To be clear, meal prepping means that you’re making a complete meal in advance and freezing it at a mostly-finished point so that it can easily be pulled from the freezer and popped in the oven to finish cooking. This means that, for example, you could make a few pans of lasagna on a lazy Sunday afternoon, then just finish cooking it in the oven on a busy Thursday evening, giving you a great home-cooked meal.
There are so many little useful tips in this book. It’s just full of little things that have refined what I’m doing whenever I’m making meals in advance. For example, the realization that I should put scrambled eggs in the fridge when making breakfast burritos and then pull them out to assemble the burritos cold is genius, because the eggs will “sweat” during this process and if you use a cloth or a paper towel to absorb that “sweat,” your actual breakfast burritos won’t be nearly as “wet” when you cook them later, turning them from soggy messes into deliciousness.
While we’re looking at America’s Test Kitchen offerings…
Slow Cooker Revolution Volume 2 and Healthy Slow Cooker Revolution by America’s Test Kitchen
Let’s start with the obvious question: where is “Slow Cooker Revolution Volume 1”? The reason I don’t rely on that one is that most of the recipes in it require a lot of steps, and that’s the very thing I don’t want when making meals with the slow cooker. For me, almost all of the time, the slow cooker is a tool of convenience, so I don’t want complex recipes that require a lot of steps.
On the other hand, Slow Cooker Revolution Volume 2 and Healthy Slow Cooker Revolution really nail what I want from a slow cooker reference book. It explains strategies for cooking lots of different types of things in the slow cooker and offers a bunch of simple recipes for actually preparing things.

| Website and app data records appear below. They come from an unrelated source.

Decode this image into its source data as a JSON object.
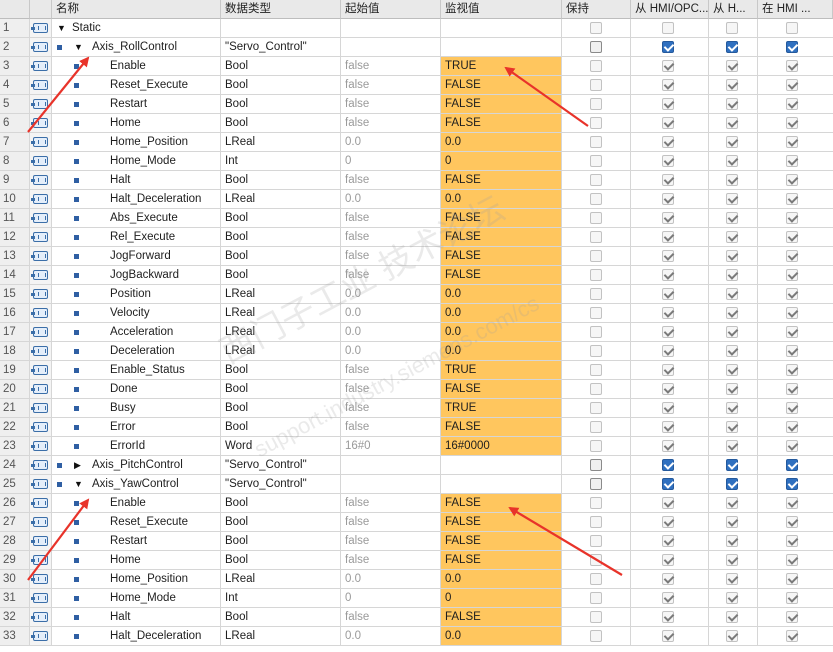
{
  "columns": {
    "name": "名称",
    "type": "数据类型",
    "start": "起始值",
    "monitor": "监视值",
    "retain": "保持",
    "hmi_access": "从 HMI/OPC...",
    "hmi_write": "从 H...",
    "hmi_visible": "在 HMI ..."
  },
  "rows": [
    {
      "n": "1",
      "level": 0,
      "expand": "down",
      "name": "Static",
      "type": "",
      "start": "",
      "mon": "",
      "kind": "section"
    },
    {
      "n": "2",
      "level": 1,
      "expand": "down",
      "name": "Axis_RollControl",
      "type": "\"Servo_Control\"",
      "start": "",
      "mon": "",
      "kind": "struct"
    },
    {
      "n": "3",
      "level": 2,
      "name": "Enable",
      "type": "Bool",
      "start": "false",
      "mon": "TRUE",
      "kind": "member"
    },
    {
      "n": "4",
      "level": 2,
      "name": "Reset_Execute",
      "type": "Bool",
      "start": "false",
      "mon": "FALSE",
      "kind": "member"
    },
    {
      "n": "5",
      "level": 2,
      "name": "Restart",
      "type": "Bool",
      "start": "false",
      "mon": "FALSE",
      "kind": "member"
    },
    {
      "n": "6",
      "level": 2,
      "name": "Home",
      "type": "Bool",
      "start": "false",
      "mon": "FALSE",
      "kind": "member"
    },
    {
      "n": "7",
      "level": 2,
      "name": "Home_Position",
      "type": "LReal",
      "start": "0.0",
      "mon": "0.0",
      "kind": "member"
    },
    {
      "n": "8",
      "level": 2,
      "name": "Home_Mode",
      "type": "Int",
      "start": "0",
      "mon": "0",
      "kind": "member"
    },
    {
      "n": "9",
      "level": 2,
      "name": "Halt",
      "type": "Bool",
      "start": "false",
      "mon": "FALSE",
      "kind": "member"
    },
    {
      "n": "10",
      "level": 2,
      "name": "Halt_Deceleration",
      "type": "LReal",
      "start": "0.0",
      "mon": "0.0",
      "kind": "member"
    },
    {
      "n": "11",
      "level": 2,
      "name": "Abs_Execute",
      "type": "Bool",
      "start": "false",
      "mon": "FALSE",
      "kind": "member"
    },
    {
      "n": "12",
      "level": 2,
      "name": "Rel_Execute",
      "type": "Bool",
      "start": "false",
      "mon": "FALSE",
      "kind": "member"
    },
    {
      "n": "13",
      "level": 2,
      "name": "JogForward",
      "type": "Bool",
      "start": "false",
      "mon": "FALSE",
      "kind": "member"
    },
    {
      "n": "14",
      "level": 2,
      "name": "JogBackward",
      "type": "Bool",
      "start": "false",
      "mon": "FALSE",
      "kind": "member"
    },
    {
      "n": "15",
      "level": 2,
      "name": "Position",
      "type": "LReal",
      "start": "0.0",
      "mon": "0.0",
      "kind": "member"
    },
    {
      "n": "16",
      "level": 2,
      "name": "Velocity",
      "type": "LReal",
      "start": "0.0",
      "mon": "0.0",
      "kind": "member"
    },
    {
      "n": "17",
      "level": 2,
      "name": "Acceleration",
      "type": "LReal",
      "start": "0.0",
      "mon": "0.0",
      "kind": "member"
    },
    {
      "n": "18",
      "level": 2,
      "name": "Deceleration",
      "type": "LReal",
      "start": "0.0",
      "mon": "0.0",
      "kind": "member"
    },
    {
      "n": "19",
      "level": 2,
      "name": "Enable_Status",
      "type": "Bool",
      "start": "false",
      "mon": "TRUE",
      "kind": "member"
    },
    {
      "n": "20",
      "level": 2,
      "name": "Done",
      "type": "Bool",
      "start": "false",
      "mon": "FALSE",
      "kind": "member"
    },
    {
      "n": "21",
      "level": 2,
      "name": "Busy",
      "type": "Bool",
      "start": "false",
      "mon": "TRUE",
      "kind": "member"
    },
    {
      "n": "22",
      "level": 2,
      "name": "Error",
      "type": "Bool",
      "start": "false",
      "mon": "FALSE",
      "kind": "member"
    },
    {
      "n": "23",
      "level": 2,
      "name": "ErrorId",
      "type": "Word",
      "start": "16#0",
      "mon": "16#0000",
      "kind": "member"
    },
    {
      "n": "24",
      "level": 1,
      "expand": "right",
      "name": "Axis_PitchControl",
      "type": "\"Servo_Control\"",
      "start": "",
      "mon": "",
      "kind": "struct"
    },
    {
      "n": "25",
      "level": 1,
      "expand": "down",
      "name": "Axis_YawControl",
      "type": "\"Servo_Control\"",
      "start": "",
      "mon": "",
      "kind": "struct"
    },
    {
      "n": "26",
      "level": 2,
      "name": "Enable",
      "type": "Bool",
      "start": "false",
      "mon": "FALSE",
      "kind": "member"
    },
    {
      "n": "27",
      "level": 2,
      "name": "Reset_Execute",
      "type": "Bool",
      "start": "false",
      "mon": "FALSE",
      "kind": "member"
    },
    {
      "n": "28",
      "level": 2,
      "name": "Restart",
      "type": "Bool",
      "start": "false",
      "mon": "FALSE",
      "kind": "member"
    },
    {
      "n": "29",
      "level": 2,
      "name": "Home",
      "type": "Bool",
      "start": "false",
      "mon": "FALSE",
      "kind": "member"
    },
    {
      "n": "30",
      "level": 2,
      "name": "Home_Position",
      "type": "LReal",
      "start": "0.0",
      "mon": "0.0",
      "kind": "member"
    },
    {
      "n": "31",
      "level": 2,
      "name": "Home_Mode",
      "type": "Int",
      "start": "0",
      "mon": "0",
      "kind": "member"
    },
    {
      "n": "32",
      "level": 2,
      "name": "Halt",
      "type": "Bool",
      "start": "false",
      "mon": "FALSE",
      "kind": "member"
    },
    {
      "n": "33",
      "level": 2,
      "name": "Halt_Deceleration",
      "type": "LReal",
      "start": "0.0",
      "mon": "0.0",
      "kind": "member"
    }
  ],
  "watermark": {
    "line1": "西门子工业 技术论坛",
    "line2": "support.industry.siemens.com/cs"
  },
  "colors": {
    "monitor_highlight": "#ffc65e",
    "checkbox_checked": "#2f70c0",
    "annotation_arrow": "#e8332a"
  },
  "icons": {
    "db_tag": "db-interface-icon",
    "bullet": "member-bullet-icon",
    "expand": "expand-triangle-icon"
  }
}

These two books are my default reference for things to do with the slow cooker, which we use frequently during busy parts of the year.
The Homemade Pantry by Alana Chernila
This is probably the most “off the beaten path” book on this list, but I’ve used my copy so much that I feel like I almost have to include it here. It became a portal for me into a world of fermented foods, homemade condiments, spice mixes, and all kinds of homemade foodstuffs, and it’s still the best one-volume coverage of those topics I’ve found.
If you’re interested in taking your home food preparation to the next level and making a lot of the basic ingredients for meals for yourself – sauces, condiments, spice mixes, and so forth – from very basic ingredients, this is a great starting point and reference. While this can definitely save you a little money and can definitely result in some tastier dishes, this is probably not a great time investment unless you’re really into this as a hobby.
Use the Library!
To close, I want to repeat what I said earlier in the article: use the library for these books! Don’t just go out and buy them! See if your local library has a copy, take it home, go through it, and try some of the recipes and techniques for yourself. See if it clicks for you. If it does, then, and only then, look for a copy of the cookbook, preferably a used one.
That being said, these books are really the core pieces of my cookbook library and the ones I continually turn to. I have quite a few other cookbooks that focus in on narrow topics, like the aforementioned Egg, several books on fermentation, a book about sous vide cooking, and so on, but these are the ones I rely on for a wide variety of low-cost home cooking strategies. I hope you’ll find some of them to be useful, too.